Fans are beside themselves—and for good reason.
Last night’s casting announcement that the stage play Harry Potter and the Cursed Child would feature a black actress playing Hermione has sent a shock wave throughout the Harry Potter fandom that’s still reverberating. The fan excitement was further amplified when J.K. Rowling tweeted her enthusiastic support of the casting:
To many fans, this was particularly welcome news, thanks to the large subset of the fandom who’ve always believed that Hermione was black.
The idea that Hermione is a black character has been around almost as long as the books, as have arguments about it. In the Harry Potter books, there are three big hints at her ethnicity which proponents of the “Hermione=black” theory have been pointing to for years.
The first hint is her “frizzy” hair, a term that can easily be read as a literary stand-in for kinky hair.

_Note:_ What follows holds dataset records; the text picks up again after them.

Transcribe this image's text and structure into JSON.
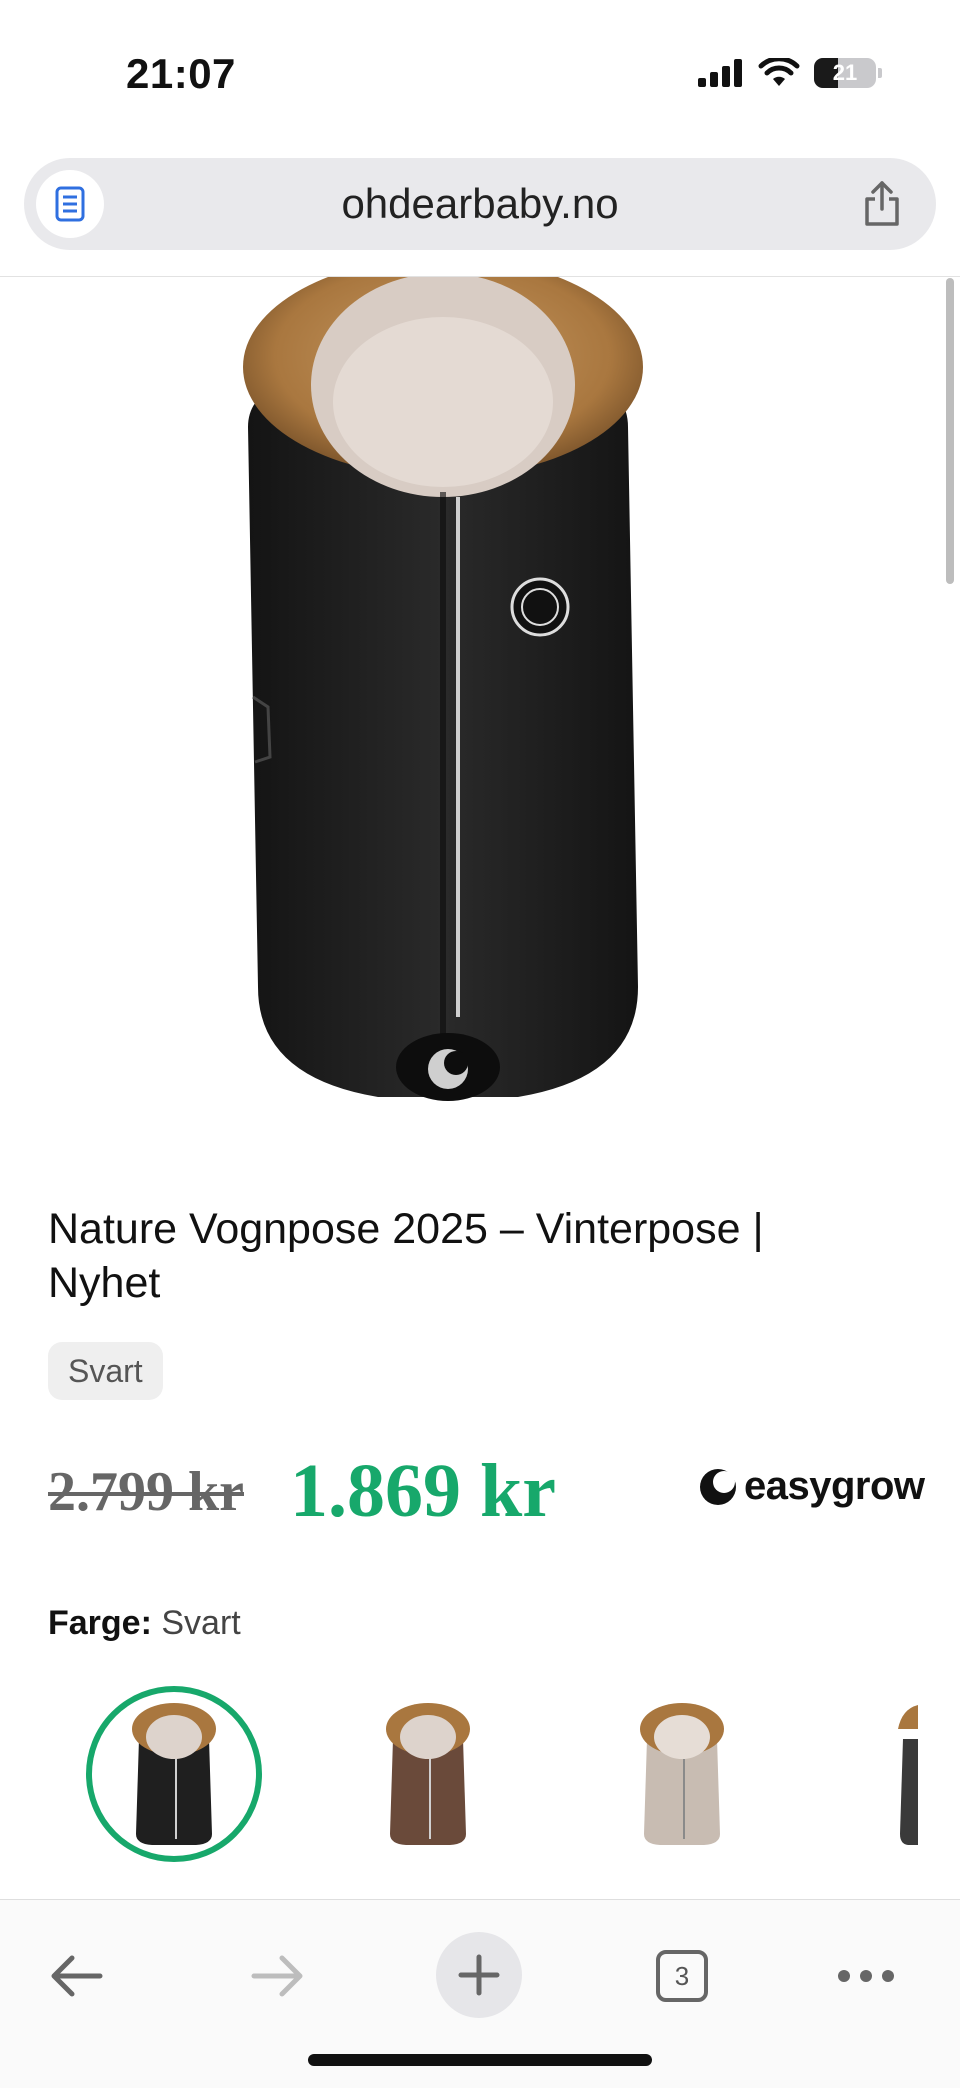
{
  "status": {
    "time": "21:07",
    "battery": "21"
  },
  "browser": {
    "url": "ohdearbaby.no",
    "open_tabs": "3"
  },
  "product": {
    "title": "Nature Vognpose 2025 – Vinterpose | Nyhet",
    "variant_chip": "Svart",
    "old_price": "2.799 kr",
    "new_price": "1.869 kr",
    "brand": "easygrow",
    "color_label": "Farge:",
    "color_value": "Svart"
  },
  "swatches": [
    {
      "name": "Svart",
      "body_color": "#1f1f1f",
      "selected": true
    },
    {
      "name": "Brun",
      "body_color": "#6a4a3a",
      "selected": false
    },
    {
      "name": "Beige",
      "body_color": "#c8bcb2",
      "selected": false
    },
    {
      "name": "Grå",
      "body_color": "#3a3a3a",
      "selected": false
    }
  ],
  "colors": {
    "accent": "#17a86b",
    "fur": "#a9773f"
  }
}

This hint was so convincing that in the early years of the fandom, before the movie was cast, it wasn’t uncommon to see Hermione being drawn and written about as a person of color. The movie casting came as a shock to many fans:
man when i was a kid i always imagined hermione as a black girl. you can picture my disappointment when i finally watched the movies
— leila (@hrtsras) August 3, 2015
Another equally persuasive argument in the books was that at one point Rowling describes her skin as “looking very brown.” To real-life brown and black girls, this description was tacit permission to insert themselves into her powerful narrative. The final hint was a weighty allegorical one: Hermione’s role in the narrative involved making her the frequent target of slurs because of her status as a Muggle-born witch.
Um I think half the plot of “Harry Potter” was bigots calling Hermione Granger racial slurs so probably casting a woman of color is fine.
— Sady Doyle (@sadydoyle) December 21, 2015
Even after the movie cast Emma Watson in the role, disbelief that she was meant to be white persisted in the fandom. In 2013, Alexandrina at Blackgirldangerous described her reaction to the vagueness of the text:
Hermione Granger wasn’t described by her race or skin color either, but only as having bushy brown hair. As a mixed race person, I read into Hermione’s unwritten silences and declared her a mixed race girl too. After all, name me a mixed girl whose multiracial identity isn’t manifested in her hair sometimes.
“This is my headcanon Hermione!” wrote Tumblr user pissed-offpansexual last year, drawing a version of the character with kinky hair. “When I read the description in the books, I couldn’t believe they had cast a little white girl, because in my head this is what Hermione would look like.”
The popularity of positive racebending in fandom, particularly on Tumblr has gone a long way to renew and re-promote the “black Hermione” theory:
Fanartist Marianne Khalil, whose fanart of Black Hermione became very popular on Tumblr over the last year, told the Daily Dot that she was overjoyed at the news about the casting of Olivier-winning actress Noma Dumezweni to play Hermione:
It was really wonderful news to hear Dumezweni was cast as Hermione and that Rowling wholeheartedly supported the decision. What’s most amazing to me is the palpable influence of the fandom in this. I don’t think this could have happened if they hadn’t been so vocal.
Now, fans can reap the rewards of their dedication to a theory that is now getting some popular recognition.
Illustration by Marianne Khalil/Carbonmade
Aja Romano is a geek culture reporter and fandom expert. Their reporting at the Daily Dot covered everything from Harry Potter and anime to Tumblr and Gamergate. Romano joined Vox as a staff reporter in 2016.